==== SOURCE DATA ====

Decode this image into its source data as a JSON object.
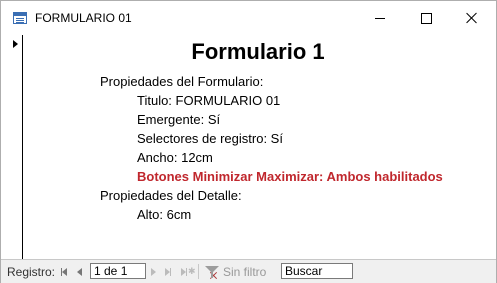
{
  "window": {
    "title": "FORMULARIO 01"
  },
  "form": {
    "heading": "Formulario 1",
    "lines": [
      "Propiedades del Formulario:",
      "Titulo: FORMULARIO 01",
      "Emergente: Sí",
      "Selectores de registro: Sí",
      "Ancho: 12cm",
      "Botones Minimizar Maximizar: Ambos habilitados",
      "Propiedades del Detalle:",
      "Alto: 6cm"
    ]
  },
  "navbar": {
    "label": "Registro:",
    "current": "1 de 1",
    "filter": "Sin filtro",
    "search": "Buscar"
  },
  "colors": {
    "highlight_text": "#c0272d",
    "accent": "#3b6fb4"
  },
  "icons": [
    "form-icon",
    "minimize-icon",
    "maximize-icon",
    "close-icon",
    "record-selector-arrow-icon",
    "first-record-icon",
    "previous-record-icon",
    "next-record-icon",
    "last-record-icon",
    "new-record-icon",
    "filter-icon"
  ]
}
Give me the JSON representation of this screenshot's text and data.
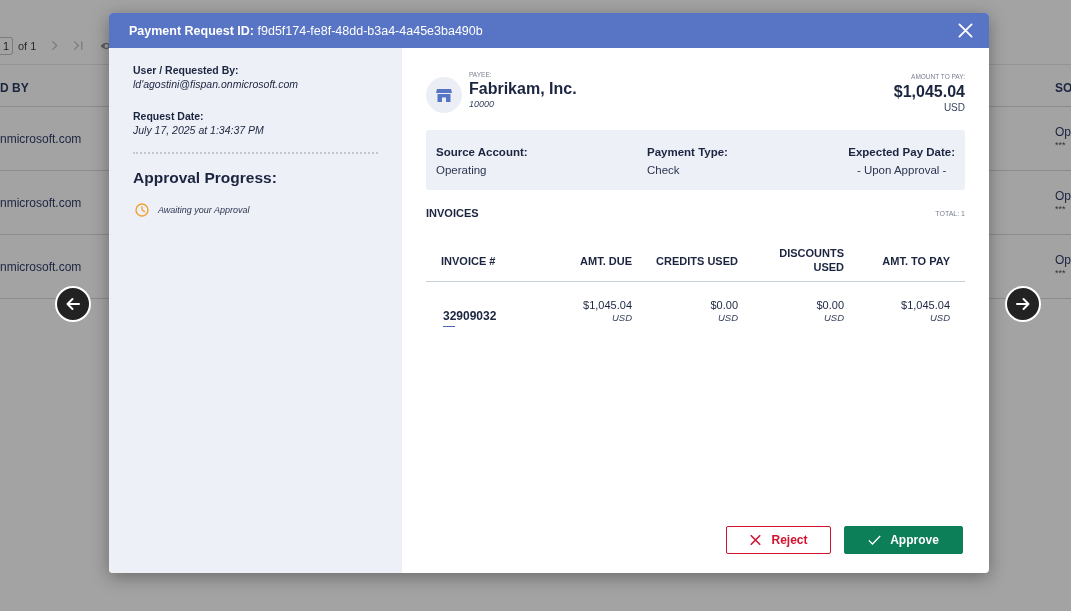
{
  "page": {
    "pagination": {
      "page": "1",
      "of": "of 1"
    },
    "table": {
      "columns": [
        "D BY",
        "SO"
      ],
      "rows": [
        {
          "cells": [
            "nmicrosoft.com",
            "Op"
          ],
          "masked": "***"
        },
        {
          "cells": [
            "nmicrosoft.com",
            "Op"
          ],
          "masked": "***"
        },
        {
          "cells": [
            "nmicrosoft.com",
            "Op"
          ],
          "masked": "***"
        }
      ]
    }
  },
  "modal": {
    "title": "**Payment Request ID:** f9d5f174-fe8f-48dd-b3a4-4a45e3ba490b",
    "details": [
      {
        "label": "User / Requested By:",
        "value": "ld'agostini@fispan.onmicrosoft.com"
      },
      {
        "label": "Request Date:",
        "value": "July 17, 2025 at 1:34:37 PM"
      }
    ],
    "approval_progress": {
      "heading": "Approval Progress:",
      "steps": [
        {
          "label": "Awaiting your Approval",
          "completed": false
        }
      ]
    },
    "payee": {
      "caption": "PAYEE:",
      "name": "Fabrikam, Inc.",
      "id": "10000"
    },
    "amount": {
      "caption": "AMOUNT TO PAY:",
      "value": "$1,045.04",
      "currency": "USD"
    },
    "payment_info": [
      {
        "label": "Source Account:",
        "value": "Operating"
      },
      {
        "label": "Payment Type:",
        "value": "Check"
      },
      {
        "label": "Expected Pay Date:",
        "value": "- Upon Approval -"
      }
    ],
    "invoices": {
      "heading": "INVOICES",
      "total": "TOTAL: 1",
      "columns": [
        "INVOICE #",
        "AMT. DUE",
        "CREDITS USED",
        "DISCOUNTS USED",
        "AMT. TO PAY"
      ],
      "rows": [
        {
          "invoice": "32909032",
          "amounts": [
            {
              "value": "$1,045.04",
              "currency": "USD"
            },
            {
              "value": "$0.00",
              "currency": "USD"
            },
            {
              "value": "$0.00",
              "currency": "USD"
            },
            {
              "value": "$1,045.04",
              "currency": "USD"
            }
          ]
        }
      ]
    },
    "buttons": [
      {
        "label": "Reject",
        "kind": "reject"
      },
      {
        "label": "Approve",
        "kind": "approve"
      }
    ]
  }
}
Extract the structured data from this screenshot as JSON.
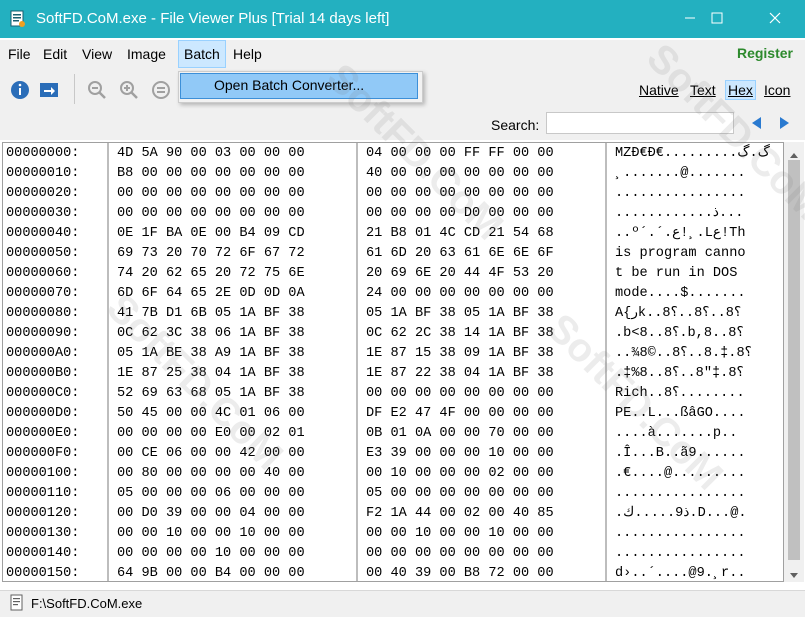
{
  "window": {
    "title": "SoftFD.CoM.exe - File Viewer Plus [Trial 14 days left]"
  },
  "menu": {
    "items": [
      "File",
      "Edit",
      "View",
      "Image",
      "Batch",
      "Help"
    ],
    "register": "Register"
  },
  "batch_menu": {
    "items": [
      "Open Batch Converter..."
    ]
  },
  "viewmodes": [
    "Native",
    "Text",
    "Hex",
    "Icon"
  ],
  "search": {
    "label": "Search:",
    "value": ""
  },
  "hex": {
    "rows": [
      {
        "addr": "00000000:",
        "h1": "4D 5A 90 00 03 00 00 00",
        "h2": "04 00 00 00 FF FF 00 00",
        "ascii": "MZÐ€Ð€.........گ.گ"
      },
      {
        "addr": "00000010:",
        "h1": "B8 00 00 00 00 00 00 00",
        "h2": "40 00 00 00 00 00 00 00",
        "ascii": "¸.......@......."
      },
      {
        "addr": "00000020:",
        "h1": "00 00 00 00 00 00 00 00",
        "h2": "00 00 00 00 00 00 00 00",
        "ascii": "................"
      },
      {
        "addr": "00000030:",
        "h1": "00 00 00 00 00 00 00 00",
        "h2": "00 00 00 00 D0 00 00 00",
        "ascii": "............ذ..."
      },
      {
        "addr": "00000040:",
        "h1": "0E 1F BA 0E 00 B4 09 CD",
        "h2": "21 B8 01 4C CD 21 54 68",
        "ascii": "..º´.´.ع!¸.Lع!Th"
      },
      {
        "addr": "00000050:",
        "h1": "69 73 20 70 72 6F 67 72",
        "h2": "61 6D 20 63 61 6E 6E 6F",
        "ascii": "is program canno"
      },
      {
        "addr": "00000060:",
        "h1": "74 20 62 65 20 72 75 6E",
        "h2": "20 69 6E 20 44 4F 53 20",
        "ascii": "t be run in DOS "
      },
      {
        "addr": "00000070:",
        "h1": "6D 6F 64 65 2E 0D 0D 0A",
        "h2": "24 00 00 00 00 00 00 00",
        "ascii": "mode....$......."
      },
      {
        "addr": "00000080:",
        "h1": "41 7B D1 6B 05 1A BF 38",
        "h2": "05 1A BF 38 05 1A BF 38",
        "ascii": "A{رk..؟8..؟8..؟8"
      },
      {
        "addr": "00000090:",
        "h1": "0C 62 3C 38 06 1A BF 38",
        "h2": "0C 62 2C 38 14 1A BF 38",
        "ascii": ".b<8..؟8.b,8..؟8"
      },
      {
        "addr": "000000A0:",
        "h1": "05 1A BE 38 A9 1A BF 38",
        "h2": "1E 87 15 38 09 1A BF 38",
        "ascii": "..¾8©..؟8.‡.8..؟8"
      },
      {
        "addr": "000000B0:",
        "h1": "1E 87 25 38 04 1A BF 38",
        "h2": "1E 87 22 38 04 1A BF 38",
        "ascii": ".‡%8..؟8.‡\"8..؟8"
      },
      {
        "addr": "000000C0:",
        "h1": "52 69 63 68 05 1A BF 38",
        "h2": "00 00 00 00 00 00 00 00",
        "ascii": "Rich..؟8........"
      },
      {
        "addr": "000000D0:",
        "h1": "50 45 00 00 4C 01 06 00",
        "h2": "DF E2 47 4F 00 00 00 00",
        "ascii": "PE..L...ßâGO...."
      },
      {
        "addr": "000000E0:",
        "h1": "00 00 00 00 E0 00 02 01",
        "h2": "0B 01 0A 00 00 70 00 00",
        "ascii": "....à.......p.."
      },
      {
        "addr": "000000F0:",
        "h1": "00 CE 06 00 00 42 00 00",
        "h2": "E3 39 00 00 00 10 00 00",
        "ascii": ".Î...B..ã9......"
      },
      {
        "addr": "00000100:",
        "h1": "00 80 00 00 00 00 40 00",
        "h2": "00 10 00 00 00 02 00 00",
        "ascii": ".€....@........."
      },
      {
        "addr": "00000110:",
        "h1": "05 00 00 00 06 00 00 00",
        "h2": "05 00 00 00 00 00 00 00",
        "ascii": "................"
      },
      {
        "addr": "00000120:",
        "h1": "00 D0 39 00 00 04 00 00",
        "h2": "F2 1A 44 00 02 00 40 85",
        "ascii": ".ذ9.....ك.D...@."
      },
      {
        "addr": "00000130:",
        "h1": "00 00 10 00 00 10 00 00",
        "h2": "00 00 10 00 00 10 00 00",
        "ascii": "................"
      },
      {
        "addr": "00000140:",
        "h1": "00 00 00 00 10 00 00 00",
        "h2": "00 00 00 00 00 00 00 00",
        "ascii": "................"
      },
      {
        "addr": "00000150:",
        "h1": "64 9B 00 00 B4 00 00 00",
        "h2": "00 40 39 00 B8 72 00 00",
        "ascii": "d›..´....@9.¸r.."
      }
    ]
  },
  "status": {
    "path": "F:\\SoftFD.CoM.exe"
  },
  "watermark": "SoftFD.CoM"
}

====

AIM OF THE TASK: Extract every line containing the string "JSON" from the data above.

ANSWER SECTION:
Decode this image into its source data as a JSON object.
Give me the JSON representation of this screenshot's text and data.
Extract the structured data from this screenshot as JSON.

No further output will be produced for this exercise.